The slower the drift of an oceanic plate, the cooler and heavier it becomes. When plates collide, the heavier plate is subducted. The rocks and sediments deposited on the plate melt in the upper mantle, forming magma that rises to the surface and flows from volcanoes as lava. Volcanoes that lie above sea level are visible as chains of islands bending in the direction of the descending plate.

An oceanic trench, the point of contact of the plates, is a part of every island arc. The less extreme the angle of descent of the subducting plate, the farther away the melting zone is, forming oceanic trenches and island arcs long distances from each other, and flattening the channel between them. The greater the angle of descent, the faster subduction takes place, creating an oceanic trench close to the island arc.

On a collision course

Ocean crusts are composed chiefly of rocks, such as basalt and gabbro, making them heavier than continental crusts, which are primarily composed of granite and gneiss. Because of this, when plate tectonic movements cause an oceanic plate to collide with a continental plate, the oceanic plate is usually subducted, causing earthquakes and volcanic eruptions in the subduction zone.

When two continental plates collide, however, subduction does not take place. Instead the plates push against each other and buckle upward, forming mountains at the point where they meet.

Shifting with consequences

Sometimes neither subduction nor collision takes place. Instead plates slide against each other in a motion called shearing. In shearing zones, the plates can interlock, causing earthquakes as they tear free from each other.

The most well-known shear zone is the San Andreas Fault, but the lines of fracture in the mid-ocean ridges are also sites of frequent earthquake activity.
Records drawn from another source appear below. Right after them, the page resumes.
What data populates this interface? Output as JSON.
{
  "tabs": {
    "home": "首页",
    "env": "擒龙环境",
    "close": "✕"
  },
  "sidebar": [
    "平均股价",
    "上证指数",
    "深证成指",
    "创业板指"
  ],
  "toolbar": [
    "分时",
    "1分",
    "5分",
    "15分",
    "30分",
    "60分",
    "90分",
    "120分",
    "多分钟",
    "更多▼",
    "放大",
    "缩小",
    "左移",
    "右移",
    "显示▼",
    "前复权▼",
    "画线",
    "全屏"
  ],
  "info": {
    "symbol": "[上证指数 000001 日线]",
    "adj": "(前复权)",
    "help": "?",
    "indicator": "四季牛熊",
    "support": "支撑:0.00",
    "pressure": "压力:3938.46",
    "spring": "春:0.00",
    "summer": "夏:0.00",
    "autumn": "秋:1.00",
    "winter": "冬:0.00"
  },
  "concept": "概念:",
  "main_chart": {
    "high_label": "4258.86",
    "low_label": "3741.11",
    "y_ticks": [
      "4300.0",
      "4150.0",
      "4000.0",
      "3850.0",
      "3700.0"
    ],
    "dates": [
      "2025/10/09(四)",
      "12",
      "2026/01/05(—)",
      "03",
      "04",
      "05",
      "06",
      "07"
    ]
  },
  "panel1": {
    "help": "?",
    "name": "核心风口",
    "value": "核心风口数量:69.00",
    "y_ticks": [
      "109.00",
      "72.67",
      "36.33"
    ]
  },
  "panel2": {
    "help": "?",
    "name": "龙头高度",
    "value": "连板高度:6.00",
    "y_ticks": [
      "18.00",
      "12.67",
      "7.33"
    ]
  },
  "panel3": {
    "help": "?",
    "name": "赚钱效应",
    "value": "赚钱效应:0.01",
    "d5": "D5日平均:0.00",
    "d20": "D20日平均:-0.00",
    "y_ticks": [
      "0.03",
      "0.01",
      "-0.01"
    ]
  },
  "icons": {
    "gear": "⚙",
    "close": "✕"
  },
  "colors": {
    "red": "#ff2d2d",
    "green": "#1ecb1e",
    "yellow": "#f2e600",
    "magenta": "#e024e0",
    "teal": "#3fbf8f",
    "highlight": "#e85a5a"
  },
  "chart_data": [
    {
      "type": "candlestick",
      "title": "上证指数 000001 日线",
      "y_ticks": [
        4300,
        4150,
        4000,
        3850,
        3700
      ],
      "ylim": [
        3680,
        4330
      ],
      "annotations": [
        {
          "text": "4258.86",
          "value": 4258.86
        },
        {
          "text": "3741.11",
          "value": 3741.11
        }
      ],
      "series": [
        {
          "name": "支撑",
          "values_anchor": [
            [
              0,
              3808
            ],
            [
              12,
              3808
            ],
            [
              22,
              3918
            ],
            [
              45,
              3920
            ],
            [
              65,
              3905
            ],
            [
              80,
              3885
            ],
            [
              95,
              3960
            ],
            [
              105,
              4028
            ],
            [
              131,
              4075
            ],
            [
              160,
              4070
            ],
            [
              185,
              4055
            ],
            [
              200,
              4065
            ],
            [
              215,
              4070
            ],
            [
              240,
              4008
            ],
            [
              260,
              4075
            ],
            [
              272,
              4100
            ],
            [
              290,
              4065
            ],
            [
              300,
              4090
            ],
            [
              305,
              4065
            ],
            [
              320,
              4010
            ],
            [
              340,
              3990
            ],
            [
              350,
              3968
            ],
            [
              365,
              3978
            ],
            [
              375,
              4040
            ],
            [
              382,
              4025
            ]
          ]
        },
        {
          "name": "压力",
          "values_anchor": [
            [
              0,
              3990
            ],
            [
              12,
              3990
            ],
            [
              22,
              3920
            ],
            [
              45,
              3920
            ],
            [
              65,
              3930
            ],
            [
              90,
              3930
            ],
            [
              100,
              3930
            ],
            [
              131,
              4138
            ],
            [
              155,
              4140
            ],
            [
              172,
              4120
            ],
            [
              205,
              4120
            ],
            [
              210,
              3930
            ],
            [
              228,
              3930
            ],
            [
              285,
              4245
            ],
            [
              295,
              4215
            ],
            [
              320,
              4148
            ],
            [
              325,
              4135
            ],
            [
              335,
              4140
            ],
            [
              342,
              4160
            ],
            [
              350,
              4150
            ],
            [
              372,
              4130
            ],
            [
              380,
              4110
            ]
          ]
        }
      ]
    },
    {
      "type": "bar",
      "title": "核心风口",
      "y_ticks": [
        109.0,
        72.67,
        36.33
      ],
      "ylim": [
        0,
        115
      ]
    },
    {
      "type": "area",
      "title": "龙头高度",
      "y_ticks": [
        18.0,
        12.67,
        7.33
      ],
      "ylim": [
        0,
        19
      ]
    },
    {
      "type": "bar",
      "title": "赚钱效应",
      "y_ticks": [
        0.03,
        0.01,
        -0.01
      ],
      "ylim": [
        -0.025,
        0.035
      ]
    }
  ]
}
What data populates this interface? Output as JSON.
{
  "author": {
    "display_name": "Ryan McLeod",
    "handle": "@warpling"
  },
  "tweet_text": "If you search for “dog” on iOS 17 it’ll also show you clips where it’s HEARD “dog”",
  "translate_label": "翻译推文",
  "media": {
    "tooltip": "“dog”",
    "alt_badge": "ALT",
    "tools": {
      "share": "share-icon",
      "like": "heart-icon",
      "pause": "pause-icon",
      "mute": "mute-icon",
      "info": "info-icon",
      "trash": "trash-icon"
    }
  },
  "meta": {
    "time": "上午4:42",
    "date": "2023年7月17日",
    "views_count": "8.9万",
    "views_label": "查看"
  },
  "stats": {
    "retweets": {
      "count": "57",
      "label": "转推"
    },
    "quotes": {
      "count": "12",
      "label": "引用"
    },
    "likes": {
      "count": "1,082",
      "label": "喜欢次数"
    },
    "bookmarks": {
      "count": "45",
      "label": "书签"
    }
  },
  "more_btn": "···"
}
HOT SPOTS are points of volcanic activity located in the center of the Pacific Ocean. They are not situated on a tectonic boundary; rather, the Pacific plate skims over the top of the hot spots.

Nonetheless, magma flows constantly rise from a depth of around 10,000 feet (3.000 m) as a result of a mantle plume—an area of unusually hot rock in the mantle. The regular lava flows continue to form islands, including the Hawaiian and Galapagos Islands.